The government yesterday spelled out a "bill of rights" for 2.2 million elderly people living in nursing homes, and warned that it will cut off Medicare and Medicaid payments to non-complying facilities.
About half of the $16 billion a year spent for nursing home care comes from the federal or state payments under the Medicaid program for the poor and from the federal Medicare program for the elderly.
Nathan Stark, under secretary of Health and Human Services, said strong protective regulations are needed because some nursing homes:
Use excessive physical force or excessive drugs to keep residents quiet;
Force patients to buy toothpaste and similar supplies at inflated price from the nursing hom drugstore;

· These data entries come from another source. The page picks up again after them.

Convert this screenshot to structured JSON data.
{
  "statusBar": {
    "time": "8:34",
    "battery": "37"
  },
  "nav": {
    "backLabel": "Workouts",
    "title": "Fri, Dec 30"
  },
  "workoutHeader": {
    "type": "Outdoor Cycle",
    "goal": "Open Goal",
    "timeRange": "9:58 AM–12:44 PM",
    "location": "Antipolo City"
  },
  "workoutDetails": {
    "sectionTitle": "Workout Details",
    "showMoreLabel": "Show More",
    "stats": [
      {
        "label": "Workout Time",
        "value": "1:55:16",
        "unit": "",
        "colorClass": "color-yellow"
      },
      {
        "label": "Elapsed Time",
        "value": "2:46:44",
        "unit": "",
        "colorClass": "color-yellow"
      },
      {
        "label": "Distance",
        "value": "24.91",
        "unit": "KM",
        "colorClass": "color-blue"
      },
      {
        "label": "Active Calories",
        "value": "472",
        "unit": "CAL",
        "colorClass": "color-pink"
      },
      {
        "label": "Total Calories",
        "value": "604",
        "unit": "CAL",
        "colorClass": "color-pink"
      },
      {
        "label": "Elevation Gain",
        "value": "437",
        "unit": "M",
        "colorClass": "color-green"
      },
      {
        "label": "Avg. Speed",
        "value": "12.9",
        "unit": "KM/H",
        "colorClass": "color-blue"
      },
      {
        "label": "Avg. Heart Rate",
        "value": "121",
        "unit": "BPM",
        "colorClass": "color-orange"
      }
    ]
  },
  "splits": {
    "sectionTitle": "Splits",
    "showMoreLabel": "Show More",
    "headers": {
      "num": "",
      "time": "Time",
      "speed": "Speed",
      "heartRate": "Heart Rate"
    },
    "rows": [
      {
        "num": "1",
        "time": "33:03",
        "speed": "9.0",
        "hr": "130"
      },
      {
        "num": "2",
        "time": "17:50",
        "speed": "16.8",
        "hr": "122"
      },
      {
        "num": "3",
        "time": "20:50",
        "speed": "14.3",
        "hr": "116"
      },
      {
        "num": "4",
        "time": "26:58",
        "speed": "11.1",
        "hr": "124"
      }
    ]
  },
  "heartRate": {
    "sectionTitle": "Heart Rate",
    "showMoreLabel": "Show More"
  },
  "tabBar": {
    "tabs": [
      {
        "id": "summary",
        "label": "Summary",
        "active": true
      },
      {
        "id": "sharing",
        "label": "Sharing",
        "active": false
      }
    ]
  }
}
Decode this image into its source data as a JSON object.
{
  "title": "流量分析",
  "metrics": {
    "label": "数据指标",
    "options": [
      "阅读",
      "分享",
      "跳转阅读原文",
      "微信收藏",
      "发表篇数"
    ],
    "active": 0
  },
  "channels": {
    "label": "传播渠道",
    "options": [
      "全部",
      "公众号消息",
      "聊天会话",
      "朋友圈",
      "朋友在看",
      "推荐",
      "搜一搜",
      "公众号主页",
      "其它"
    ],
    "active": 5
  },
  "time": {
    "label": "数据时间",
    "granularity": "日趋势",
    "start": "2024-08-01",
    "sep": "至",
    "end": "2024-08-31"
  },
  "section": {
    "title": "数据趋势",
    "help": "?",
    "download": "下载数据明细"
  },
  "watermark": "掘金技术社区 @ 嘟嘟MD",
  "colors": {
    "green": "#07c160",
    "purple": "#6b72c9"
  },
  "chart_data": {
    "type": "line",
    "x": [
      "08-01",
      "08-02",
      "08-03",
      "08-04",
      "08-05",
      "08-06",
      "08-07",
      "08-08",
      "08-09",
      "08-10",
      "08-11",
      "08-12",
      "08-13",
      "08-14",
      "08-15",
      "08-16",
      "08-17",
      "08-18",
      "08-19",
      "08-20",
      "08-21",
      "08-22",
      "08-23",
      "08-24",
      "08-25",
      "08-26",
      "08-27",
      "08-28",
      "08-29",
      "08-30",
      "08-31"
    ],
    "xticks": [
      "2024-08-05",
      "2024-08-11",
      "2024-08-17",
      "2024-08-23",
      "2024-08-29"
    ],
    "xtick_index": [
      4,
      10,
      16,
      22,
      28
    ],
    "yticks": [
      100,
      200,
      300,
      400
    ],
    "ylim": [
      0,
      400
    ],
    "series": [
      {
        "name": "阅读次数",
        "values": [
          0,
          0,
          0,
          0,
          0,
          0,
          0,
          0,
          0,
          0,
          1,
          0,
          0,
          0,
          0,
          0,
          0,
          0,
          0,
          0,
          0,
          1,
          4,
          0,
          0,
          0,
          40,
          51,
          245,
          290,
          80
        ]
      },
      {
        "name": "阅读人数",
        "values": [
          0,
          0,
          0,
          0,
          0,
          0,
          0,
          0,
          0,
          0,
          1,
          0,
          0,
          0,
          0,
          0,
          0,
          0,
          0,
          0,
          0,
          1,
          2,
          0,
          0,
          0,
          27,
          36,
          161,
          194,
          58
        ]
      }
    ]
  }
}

Refuse to respect residents' dietary preferences, deny reasonable visiting hours to relatives and friends, or deny the right to hang pictures of relatives on walls.
Stark said the proposed regulations, which will be made final after hearings, would spell out patients' rights on these and other matters and be "a major step toward ending the impersonality, indifference and isolation that characterize life in some nursing homes."
HHS estimated that putting the regulations into effect will cost about $80 million a year, but the National Council of Health Centers, which represents privately owned homes, said the cost would be closer to $1 billion.
The council said it didn't object to upgrading patients' rights, but other features of the regulations, like requiring a complete assessment of each patient's "medical, physical and psychosocial needs" and "specific treatment goals and timetables," would be immensely costly and strain the available personnel supply.
In a milder comment, the American Health Care Association, which represents 7,500 nursing homes, said it is concerned with the costs and "certain provisions which would interfere with the professional judgement providers must exercise."
With the population aging rapidly, there has been a substantial growth (and more is expected) in the number of people living in nursing homes requiring skilled or intermediate level nursing care. A heavy portion of the cost is borne by Medicare and Medicaid, particularly Medicaid. The bill in some facilities may be $12,000 or more a year.
Stark said about 18,000 long-term care facilities take part in government nursing care programs. These facilities handle about 2.2 million patients -- some of them totally private but about 1.3 million having all or most of their costs paid by Medicare or Medicaid. The regulations would apply to all persons in a facility and protect the private patients as well as the government clients.
Stark said the new regulations would specify the following rights: free association with other patients and visitors and sharing of a room with one's spouse; at least 12 hours of visiting time per day; access for ombudsmen; the right to form a patients' council; personal privacy, access to one's own records and the right to keep books and other prized possesions; the right to one's own physician and to information about one's condition; protection against involuntary transfers from room to room and unnecessary physical and chemical restraints; information on charges; reasonable accommodation of dietary preferences.